Return the following entries exactly, word for word.

Working data Block Start

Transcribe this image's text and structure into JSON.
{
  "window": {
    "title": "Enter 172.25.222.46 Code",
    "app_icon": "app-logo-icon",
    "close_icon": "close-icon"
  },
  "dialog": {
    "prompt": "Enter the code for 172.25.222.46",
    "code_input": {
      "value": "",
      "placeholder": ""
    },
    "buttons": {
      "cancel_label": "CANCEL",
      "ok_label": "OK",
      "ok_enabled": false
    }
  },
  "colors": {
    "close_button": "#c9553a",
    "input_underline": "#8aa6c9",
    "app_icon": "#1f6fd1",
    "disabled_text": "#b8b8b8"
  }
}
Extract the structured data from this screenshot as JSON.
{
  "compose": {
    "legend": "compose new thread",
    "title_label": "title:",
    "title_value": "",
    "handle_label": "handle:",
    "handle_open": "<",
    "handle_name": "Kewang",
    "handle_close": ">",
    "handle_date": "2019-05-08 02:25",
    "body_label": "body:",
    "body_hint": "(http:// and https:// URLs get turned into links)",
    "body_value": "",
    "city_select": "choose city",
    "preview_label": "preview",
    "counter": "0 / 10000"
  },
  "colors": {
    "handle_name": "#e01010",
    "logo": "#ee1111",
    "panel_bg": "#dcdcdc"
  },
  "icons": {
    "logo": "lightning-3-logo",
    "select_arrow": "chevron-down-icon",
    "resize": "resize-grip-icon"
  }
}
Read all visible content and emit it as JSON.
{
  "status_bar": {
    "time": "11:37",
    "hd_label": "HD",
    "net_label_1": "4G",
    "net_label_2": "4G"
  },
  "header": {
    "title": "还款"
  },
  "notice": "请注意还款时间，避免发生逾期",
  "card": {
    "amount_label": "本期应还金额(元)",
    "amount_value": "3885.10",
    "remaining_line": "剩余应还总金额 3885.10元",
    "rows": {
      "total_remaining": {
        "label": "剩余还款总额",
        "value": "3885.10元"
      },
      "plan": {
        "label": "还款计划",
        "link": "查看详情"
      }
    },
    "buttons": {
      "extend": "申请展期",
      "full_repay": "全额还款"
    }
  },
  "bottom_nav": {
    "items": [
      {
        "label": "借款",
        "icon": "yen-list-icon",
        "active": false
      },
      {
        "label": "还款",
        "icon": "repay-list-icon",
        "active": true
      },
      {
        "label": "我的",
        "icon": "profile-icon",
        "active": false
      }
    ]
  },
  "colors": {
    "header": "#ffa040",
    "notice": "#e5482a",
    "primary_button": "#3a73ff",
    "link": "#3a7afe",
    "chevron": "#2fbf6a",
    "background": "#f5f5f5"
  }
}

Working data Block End

# Response box:
Transcribe this image's text and structure into JSON.
{
  "window": {
    "title": "Enter 172.25.222.46 Code",
    "app_icon": "app-logo-icon",
    "close_icon": "close-icon"
  },
  "dialog": {
    "prompt": "Enter the code for 172.25.222.46",
    "code_input": {
      "value": "",
      "placeholder": ""
    },
    "buttons": {
      "cancel_label": "CANCEL",
      "ok_label": "OK",
      "ok_enabled": false
    }
  },
  "colors": {
    "close_button": "#c9553a",
    "input_underline": "#8aa6c9",
    "app_icon": "#1f6fd1",
    "disabled_text": "#b8b8b8"
  }
}
Extract the structured data from this screenshot as JSON.
{
  "compose": {
    "legend": "compose new thread",
    "title_label": "title:",
    "title_value": "",
    "handle_label": "handle:",
    "handle_open": "<",
    "handle_name": "Kewang",
    "handle_close": ">",
    "handle_date": "2019-05-08 02:25",
    "body_label": "body:",
    "body_hint": "(http:// and https:// URLs get turned into links)",
    "body_value": "",
    "city_select": "choose city",
    "preview_label": "preview",
    "counter": "0 / 10000"
  },
  "colors": {
    "handle_name": "#e01010",
    "logo": "#ee1111",
    "panel_bg": "#dcdcdc"
  },
  "icons": {
    "logo": "lightning-3-logo",
    "select_arrow": "chevron-down-icon",
    "resize": "resize-grip-icon"
  }
}
Read all visible content and emit it as JSON.
{
  "status_bar": {
    "time": "11:37",
    "hd_label": "HD",
    "net_label_1": "4G",
    "net_label_2": "4G"
  },
  "header": {
    "title": "还款"
  },
  "notice": "请注意还款时间，避免发生逾期",
  "card": {
    "amount_label": "本期应还金额(元)",
    "amount_value": "3885.10",
    "remaining_line": "剩余应还总金额 3885.10元",
    "rows": {
      "total_remaining": {
        "label": "剩余还款总额",
        "value": "3885.10元"
      },
      "plan": {
        "label": "还款计划",
        "link": "查看详情"
      }
    },
    "buttons": {
      "extend": "申请展期",
      "full_repay": "全额还款"
    }
  },
  "bottom_nav": {
    "items": [
      {
        "label": "借款",
        "icon": "yen-list-icon",
        "active": false
      },
      {
        "label": "还款",
        "icon": "repay-list-icon",
        "active": true
      },
      {
        "label": "我的",
        "icon": "profile-icon",
        "active": false
      }
    ]
  },
  "colors": {
    "header": "#ffa040",
    "notice": "#e5482a",
    "primary_button": "#3a73ff",
    "link": "#3a7afe",
    "chevron": "#2fbf6a",
    "background": "#f5f5f5"
  }
}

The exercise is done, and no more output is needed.